:: PROBLEM DESCRIPTION ::
Repeat the data verbatim, images excluded.

:: THE DATA ::
↓

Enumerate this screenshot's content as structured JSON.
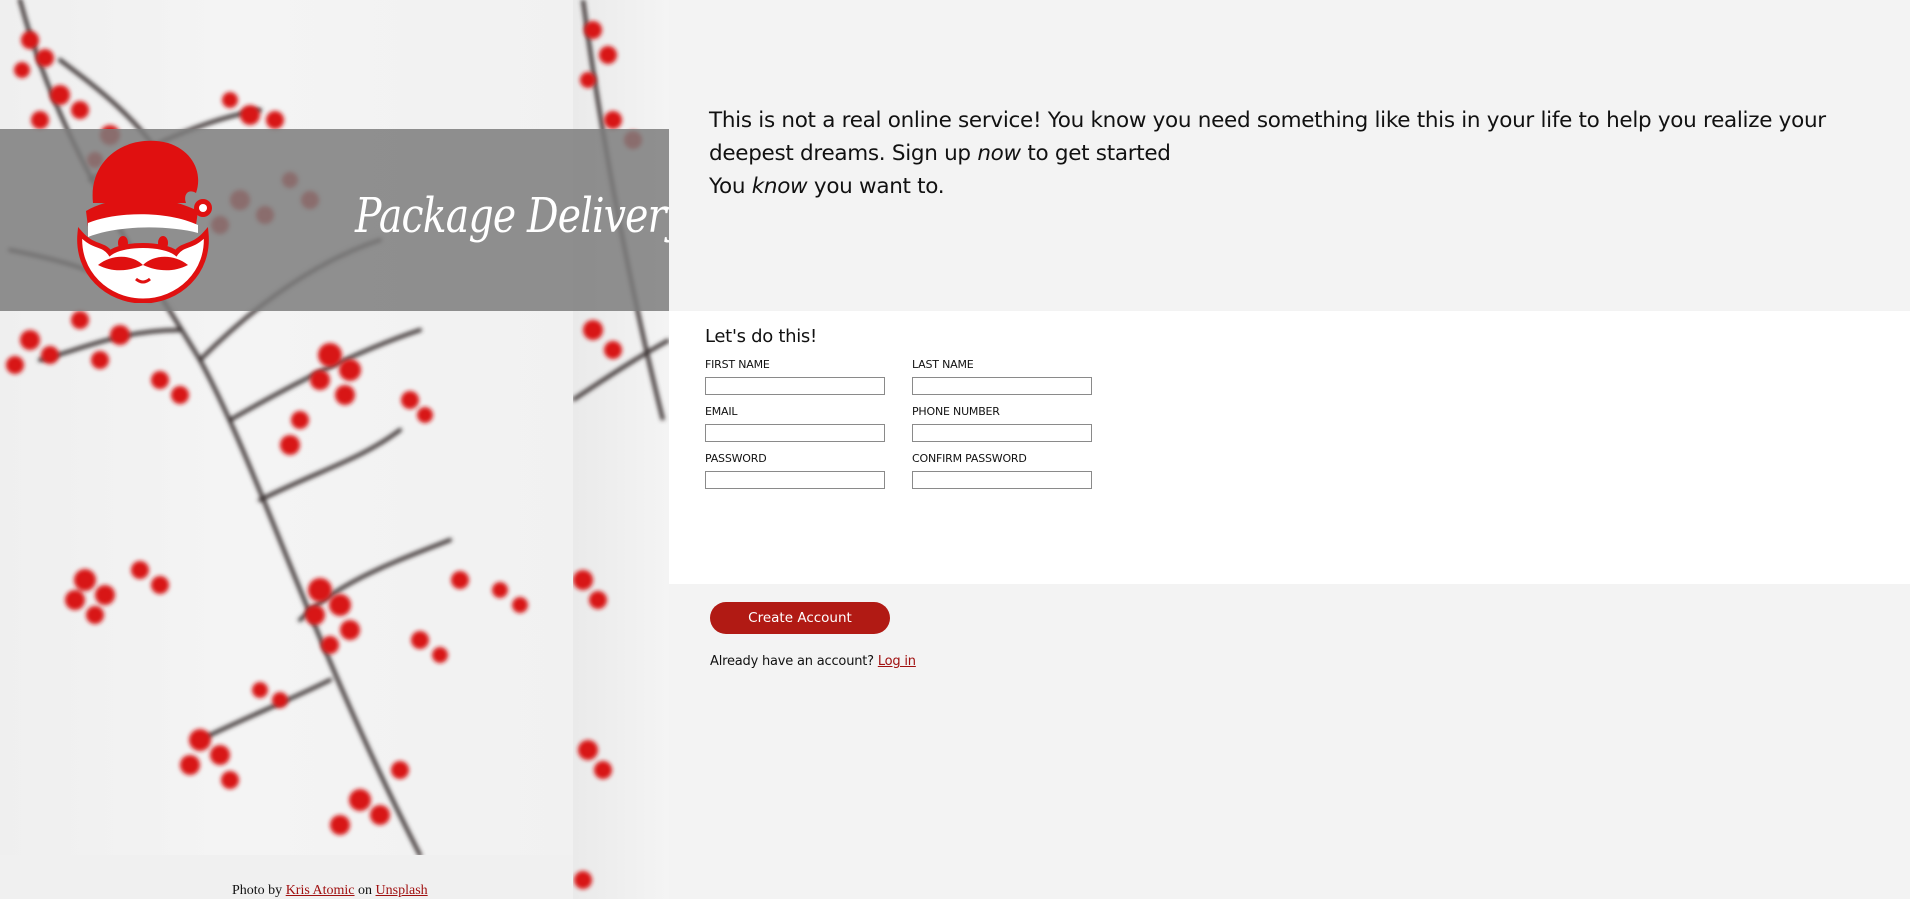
{
  "brand": {
    "title": "Package Delivery",
    "logo_icon": "santa-claus-icon",
    "accent_color": "#e01010"
  },
  "photo_credit": {
    "prefix": "Photo by",
    "author": "Kris Atomic",
    "on": "on",
    "source": "Unsplash"
  },
  "intro": {
    "line1_a": "This is not a real online service! You know you need something like this in your life to help you realize your deepest dreams. Sign up",
    "line1_em": "now",
    "line1_b": "to get started",
    "line2_a": "You",
    "line2_em": "know",
    "line2_b": "you want to."
  },
  "form": {
    "heading": "Let's do this!",
    "fields": {
      "first_name": {
        "label": "FIRST NAME",
        "value": ""
      },
      "last_name": {
        "label": "LAST NAME",
        "value": ""
      },
      "email": {
        "label": "EMAIL",
        "value": ""
      },
      "phone": {
        "label": "PHONE NUMBER",
        "value": ""
      },
      "password": {
        "label": "PASSWORD",
        "value": ""
      },
      "confirm_password": {
        "label": "CONFIRM PASSWORD",
        "value": ""
      }
    },
    "submit_label": "Create Account",
    "login_prompt": "Already have an account?",
    "login_link": "Log in"
  },
  "colors": {
    "button": "#b11a14",
    "link": "#a01010",
    "background": "#f3f3f3",
    "form_band": "#ffffff"
  }
}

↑

:: REPLY TO THE TASK ::
Enumerate this screenshot's content as structured JSON.
{
  "brand": {
    "title": "Package Delivery",
    "logo_icon": "santa-claus-icon",
    "accent_color": "#e01010"
  },
  "photo_credit": {
    "prefix": "Photo by",
    "author": "Kris Atomic",
    "on": "on",
    "source": "Unsplash"
  },
  "intro": {
    "line1_a": "This is not a real online service! You know you need something like this in your life to help you realize your deepest dreams. Sign up",
    "line1_em": "now",
    "line1_b": "to get started",
    "line2_a": "You",
    "line2_em": "know",
    "line2_b": "you want to."
  },
  "form": {
    "heading": "Let's do this!",
    "fields": {
      "first_name": {
        "label": "FIRST NAME",
        "value": ""
      },
      "last_name": {
        "label": "LAST NAME",
        "value": ""
      },
      "email": {
        "label": "EMAIL",
        "value": ""
      },
      "phone": {
        "label": "PHONE NUMBER",
        "value": ""
      },
      "password": {
        "label": "PASSWORD",
        "value": ""
      },
      "confirm_password": {
        "label": "CONFIRM PASSWORD",
        "value": ""
      }
    },
    "submit_label": "Create Account",
    "login_prompt": "Already have an account?",
    "login_link": "Log in"
  },
  "colors": {
    "button": "#b11a14",
    "link": "#a01010",
    "background": "#f3f3f3",
    "form_band": "#ffffff"
  }
}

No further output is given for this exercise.